You can read the full piece here.
With both business models already struggling to secure enough funding and average occupancy at 83% before COVID-19, Mr Gleckman says the exodus of residents and “exploding” costs will mean operators must change their care models.
“Many facilities will have to redesign interior space to maximise infection control,” he writes. “They may lose beds if they must close shared rooms. Labor costs, already under pressure, could increase substantially as facilities have to both increase staffing and raise pay. Increasingly, nursing aides are unwilling to do this difficult and now dangerous work at the current average wage of about $13/hr.”
Providers will also be under massive regulatory and consumer pressure to maximise infection control post-pandemic.
“So far, facilities have been doing that by effectively keeping residents in their rooms – no visitors, few activities, no community dining. The challenge: No one wants to live like that. And social isolation is itself dangerous. Facilities must find a way to strike a balance between safety and a comfortable, engaging, and social community. It will not be easy.”

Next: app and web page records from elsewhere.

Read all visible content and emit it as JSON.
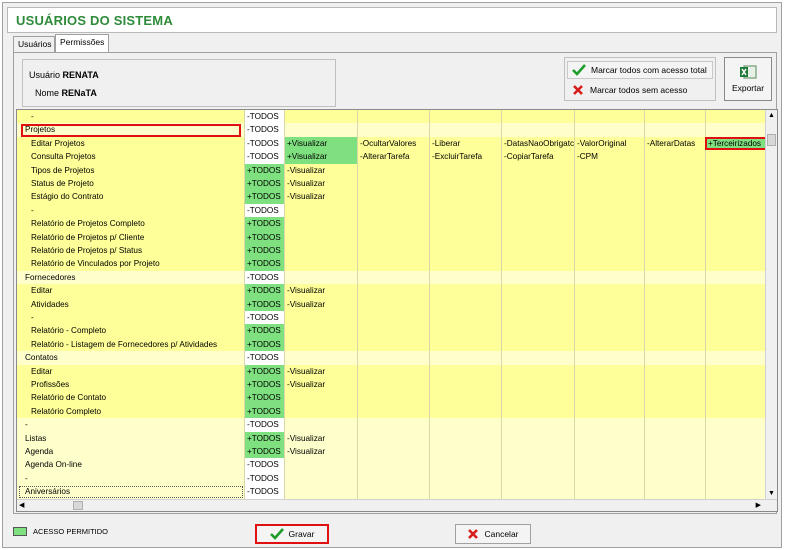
{
  "window": {
    "title": "USUÁRIOS DO SISTEMA"
  },
  "tabs": [
    {
      "label": "Usuários"
    },
    {
      "label": "Permissões"
    }
  ],
  "user": {
    "usuario_label": "Usuário",
    "usuario_value": "RENATA",
    "nome_label": "Nome",
    "nome_value": "RENaTA"
  },
  "actions": {
    "mark_all": "Marcar todos com acesso total",
    "unmark_all": "Marcar todos sem acesso",
    "export": "Exportar"
  },
  "rows": [
    {
      "name": "-",
      "todos": "-TODOS",
      "todos_green": false,
      "perms": []
    },
    {
      "name": "Projetos",
      "todos": "-TODOS",
      "todos_green": false,
      "group": true,
      "perms": []
    },
    {
      "name": "Editar Projetos",
      "todos": "-TODOS",
      "todos_green": false,
      "perms": [
        "+Visualizar",
        "-OcultarValores",
        "-Liberar",
        "-DatasNaoObrigatc",
        "-ValorOriginal",
        "-AlterarDatas",
        "+Terceirizados"
      ]
    },
    {
      "name": "Consulta Projetos",
      "todos": "-TODOS",
      "todos_green": false,
      "perms": [
        "+Visualizar",
        "-AlterarTarefa",
        "-ExcluirTarefa",
        "-CopiarTarefa",
        "-CPM"
      ]
    },
    {
      "name": "Tipos de Projetos",
      "todos": "+TODOS",
      "todos_green": true,
      "perms": [
        "-Visualizar"
      ]
    },
    {
      "name": "Status de Projeto",
      "todos": "+TODOS",
      "todos_green": true,
      "perms": [
        "-Visualizar"
      ]
    },
    {
      "name": "Estágio do Contrato",
      "todos": "+TODOS",
      "todos_green": true,
      "perms": [
        "-Visualizar"
      ]
    },
    {
      "name": "-",
      "todos": "-TODOS",
      "todos_green": false,
      "perms": []
    },
    {
      "name": "Relatório de Projetos Completo",
      "todos": "+TODOS",
      "todos_green": true,
      "perms": []
    },
    {
      "name": "Relatório de Projetos p/ Cliente",
      "todos": "+TODOS",
      "todos_green": true,
      "perms": []
    },
    {
      "name": "Relatório de Projetos p/ Status",
      "todos": "+TODOS",
      "todos_green": true,
      "perms": []
    },
    {
      "name": "Relatório de Vinculados por Projeto",
      "todos": "+TODOS",
      "todos_green": true,
      "perms": []
    },
    {
      "name": "Fornecedores",
      "todos": "-TODOS",
      "todos_green": false,
      "group": true,
      "perms": []
    },
    {
      "name": "Editar",
      "todos": "+TODOS",
      "todos_green": true,
      "perms": [
        "-Visualizar"
      ]
    },
    {
      "name": "Atividades",
      "todos": "+TODOS",
      "todos_green": true,
      "perms": [
        "-Visualizar"
      ]
    },
    {
      "name": "-",
      "todos": "-TODOS",
      "todos_green": false,
      "perms": []
    },
    {
      "name": "Relatório - Completo",
      "todos": "+TODOS",
      "todos_green": true,
      "perms": []
    },
    {
      "name": "Relatório - Listagem de Fornecedores p/ Atividades",
      "todos": "+TODOS",
      "todos_green": true,
      "perms": []
    },
    {
      "name": "Contatos",
      "todos": "-TODOS",
      "todos_green": false,
      "group": true,
      "perms": []
    },
    {
      "name": "Editar",
      "todos": "+TODOS",
      "todos_green": true,
      "perms": [
        "-Visualizar"
      ]
    },
    {
      "name": "Profissões",
      "todos": "+TODOS",
      "todos_green": true,
      "perms": [
        "-Visualizar"
      ]
    },
    {
      "name": "Relatório de Contato",
      "todos": "+TODOS",
      "todos_green": true,
      "perms": []
    },
    {
      "name": "Relatório Completo",
      "todos": "+TODOS",
      "todos_green": true,
      "perms": []
    },
    {
      "name": "-",
      "todos": "-TODOS",
      "todos_green": false,
      "group": true,
      "perms": []
    },
    {
      "name": "Listas",
      "todos": "+TODOS",
      "todos_green": true,
      "group": true,
      "perms": [
        "-Visualizar"
      ]
    },
    {
      "name": "Agenda",
      "todos": "+TODOS",
      "todos_green": true,
      "group": true,
      "perms": [
        "-Visualizar"
      ]
    },
    {
      "name": "Agenda On-line",
      "todos": "-TODOS",
      "todos_green": false,
      "group": true,
      "perms": []
    },
    {
      "name": "-",
      "todos": "-TODOS",
      "todos_green": false,
      "group": true,
      "perms": []
    },
    {
      "name": "Aniversários",
      "todos": "-TODOS",
      "todos_green": false,
      "group": true,
      "perms": []
    }
  ],
  "legend": {
    "label": "ACESSO PERMITIDO"
  },
  "buttons": {
    "save": "Gravar",
    "cancel": "Cancelar"
  },
  "colors": {
    "title": "#2e8b3a",
    "allowed": "#7fe07f",
    "row_yellow": "#ffff99",
    "highlight": "#e01010"
  }
}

Older people and their families will also be looking to stay at home.
“Unless they can fundamentally change the way they deliver care, facilities will have a hard time marketing around those attitudes.”
“These enormous pressures are likely to result in significant losses for facilities unable to adapt, and a massive ownership shakeout. Some analysts predict that as many half the current operators may go out of business, unable to find the capital they need to keep going. Industry analysts disagree on whether this will result in ownership consolidation or a net decline in beds – or both.”